DESCRIPTION OF THE TASK ▸
What this exercise requires is a verbatim reproduction of the data below.

*** Opening of DATA TO PROCESS ***

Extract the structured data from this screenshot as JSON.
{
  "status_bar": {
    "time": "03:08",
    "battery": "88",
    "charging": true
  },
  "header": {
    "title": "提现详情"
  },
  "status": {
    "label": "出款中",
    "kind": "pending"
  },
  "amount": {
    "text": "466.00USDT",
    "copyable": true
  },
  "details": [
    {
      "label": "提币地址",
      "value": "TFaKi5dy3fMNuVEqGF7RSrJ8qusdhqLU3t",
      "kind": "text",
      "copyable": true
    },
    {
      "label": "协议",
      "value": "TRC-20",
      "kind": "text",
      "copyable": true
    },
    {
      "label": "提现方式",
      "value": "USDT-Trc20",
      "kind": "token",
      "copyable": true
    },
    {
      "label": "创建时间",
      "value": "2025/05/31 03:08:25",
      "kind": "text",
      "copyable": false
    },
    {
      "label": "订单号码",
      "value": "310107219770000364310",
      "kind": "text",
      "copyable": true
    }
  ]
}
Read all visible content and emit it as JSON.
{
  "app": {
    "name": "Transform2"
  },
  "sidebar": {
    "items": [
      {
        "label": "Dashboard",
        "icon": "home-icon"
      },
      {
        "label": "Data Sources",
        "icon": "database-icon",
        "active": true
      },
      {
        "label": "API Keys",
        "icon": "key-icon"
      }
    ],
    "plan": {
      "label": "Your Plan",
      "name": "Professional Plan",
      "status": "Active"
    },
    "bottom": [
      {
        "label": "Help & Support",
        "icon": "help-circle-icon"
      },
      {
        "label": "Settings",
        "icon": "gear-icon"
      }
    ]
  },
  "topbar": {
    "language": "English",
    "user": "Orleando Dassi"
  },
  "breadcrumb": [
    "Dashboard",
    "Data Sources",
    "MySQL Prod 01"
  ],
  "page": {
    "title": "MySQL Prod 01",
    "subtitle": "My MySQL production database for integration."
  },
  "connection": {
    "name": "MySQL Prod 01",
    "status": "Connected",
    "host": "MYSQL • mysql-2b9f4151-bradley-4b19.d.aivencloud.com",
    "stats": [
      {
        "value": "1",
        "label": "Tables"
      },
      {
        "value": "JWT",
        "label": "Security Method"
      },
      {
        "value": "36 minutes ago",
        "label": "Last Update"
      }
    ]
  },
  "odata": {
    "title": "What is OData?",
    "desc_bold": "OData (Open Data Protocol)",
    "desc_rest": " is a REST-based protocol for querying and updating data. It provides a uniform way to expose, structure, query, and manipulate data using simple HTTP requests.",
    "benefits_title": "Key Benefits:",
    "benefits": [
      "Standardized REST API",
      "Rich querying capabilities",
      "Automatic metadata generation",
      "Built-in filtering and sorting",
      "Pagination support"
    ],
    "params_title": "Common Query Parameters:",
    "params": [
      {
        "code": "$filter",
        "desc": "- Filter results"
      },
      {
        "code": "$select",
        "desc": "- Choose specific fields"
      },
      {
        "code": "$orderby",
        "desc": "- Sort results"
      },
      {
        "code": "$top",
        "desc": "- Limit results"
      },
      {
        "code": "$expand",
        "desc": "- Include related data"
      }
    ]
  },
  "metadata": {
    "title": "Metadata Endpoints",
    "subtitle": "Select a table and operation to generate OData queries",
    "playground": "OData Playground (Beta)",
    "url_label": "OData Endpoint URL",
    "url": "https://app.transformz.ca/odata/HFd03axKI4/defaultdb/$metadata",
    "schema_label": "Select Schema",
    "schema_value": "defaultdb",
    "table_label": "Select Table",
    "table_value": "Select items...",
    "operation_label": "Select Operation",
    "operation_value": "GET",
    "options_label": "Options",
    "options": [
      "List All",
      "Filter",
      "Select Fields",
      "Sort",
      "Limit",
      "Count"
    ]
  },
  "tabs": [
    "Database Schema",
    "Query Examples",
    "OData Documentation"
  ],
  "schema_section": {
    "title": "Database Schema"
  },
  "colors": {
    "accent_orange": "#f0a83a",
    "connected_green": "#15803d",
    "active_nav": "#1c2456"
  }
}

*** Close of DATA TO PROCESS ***

RESULT FOR THIS TASK ▸
Extract the structured data from this screenshot as JSON.
{
  "status_bar": {
    "time": "03:08",
    "battery": "88",
    "charging": true
  },
  "header": {
    "title": "提现详情"
  },
  "status": {
    "label": "出款中",
    "kind": "pending"
  },
  "amount": {
    "text": "466.00USDT",
    "copyable": true
  },
  "details": [
    {
      "label": "提币地址",
      "value": "TFaKi5dy3fMNuVEqGF7RSrJ8qusdhqLU3t",
      "kind": "text",
      "copyable": true
    },
    {
      "label": "协议",
      "value": "TRC-20",
      "kind": "text",
      "copyable": true
    },
    {
      "label": "提现方式",
      "value": "USDT-Trc20",
      "kind": "token",
      "copyable": true
    },
    {
      "label": "创建时间",
      "value": "2025/05/31 03:08:25",
      "kind": "text",
      "copyable": false
    },
    {
      "label": "订单号码",
      "value": "310107219770000364310",
      "kind": "text",
      "copyable": true
    }
  ]
}
Read all visible content and emit it as JSON.
{
  "app": {
    "name": "Transform2"
  },
  "sidebar": {
    "items": [
      {
        "label": "Dashboard",
        "icon": "home-icon"
      },
      {
        "label": "Data Sources",
        "icon": "database-icon",
        "active": true
      },
      {
        "label": "API Keys",
        "icon": "key-icon"
      }
    ],
    "plan": {
      "label": "Your Plan",
      "name": "Professional Plan",
      "status": "Active"
    },
    "bottom": [
      {
        "label": "Help & Support",
        "icon": "help-circle-icon"
      },
      {
        "label": "Settings",
        "icon": "gear-icon"
      }
    ]
  },
  "topbar": {
    "language": "English",
    "user": "Orleando Dassi"
  },
  "breadcrumb": [
    "Dashboard",
    "Data Sources",
    "MySQL Prod 01"
  ],
  "page": {
    "title": "MySQL Prod 01",
    "subtitle": "My MySQL production database for integration."
  },
  "connection": {
    "name": "MySQL Prod 01",
    "status": "Connected",
    "host": "MYSQL • mysql-2b9f4151-bradley-4b19.d.aivencloud.com",
    "stats": [
      {
        "value": "1",
        "label": "Tables"
      },
      {
        "value": "JWT",
        "label": "Security Method"
      },
      {
        "value": "36 minutes ago",
        "label": "Last Update"
      }
    ]
  },
  "odata": {
    "title": "What is OData?",
    "desc_bold": "OData (Open Data Protocol)",
    "desc_rest": " is a REST-based protocol for querying and updating data. It provides a uniform way to expose, structure, query, and manipulate data using simple HTTP requests.",
    "benefits_title": "Key Benefits:",
    "benefits": [
      "Standardized REST API",
      "Rich querying capabilities",
      "Automatic metadata generation",
      "Built-in filtering and sorting",
      "Pagination support"
    ],
    "params_title": "Common Query Parameters:",
    "params": [
      {
        "code": "$filter",
        "desc": "- Filter results"
      },
      {
        "code": "$select",
        "desc": "- Choose specific fields"
      },
      {
        "code": "$orderby",
        "desc": "- Sort results"
      },
      {
        "code": "$top",
        "desc": "- Limit results"
      },
      {
        "code": "$expand",
        "desc": "- Include related data"
      }
    ]
  },
  "metadata": {
    "title": "Metadata Endpoints",
    "subtitle": "Select a table and operation to generate OData queries",
    "playground": "OData Playground (Beta)",
    "url_label": "OData Endpoint URL",
    "url": "https://app.transformz.ca/odata/HFd03axKI4/defaultdb/$metadata",
    "schema_label": "Select Schema",
    "schema_value": "defaultdb",
    "table_label": "Select Table",
    "table_value": "Select items...",
    "operation_label": "Select Operation",
    "operation_value": "GET",
    "options_label": "Options",
    "options": [
      "List All",
      "Filter",
      "Select Fields",
      "Sort",
      "Limit",
      "Count"
    ]
  },
  "tabs": [
    "Database Schema",
    "Query Examples",
    "OData Documentation"
  ],
  "schema_section": {
    "title": "Database Schema"
  },
  "colors": {
    "accent_orange": "#f0a83a",
    "connected_green": "#15803d",
    "active_nav": "#1c2456"
  }
}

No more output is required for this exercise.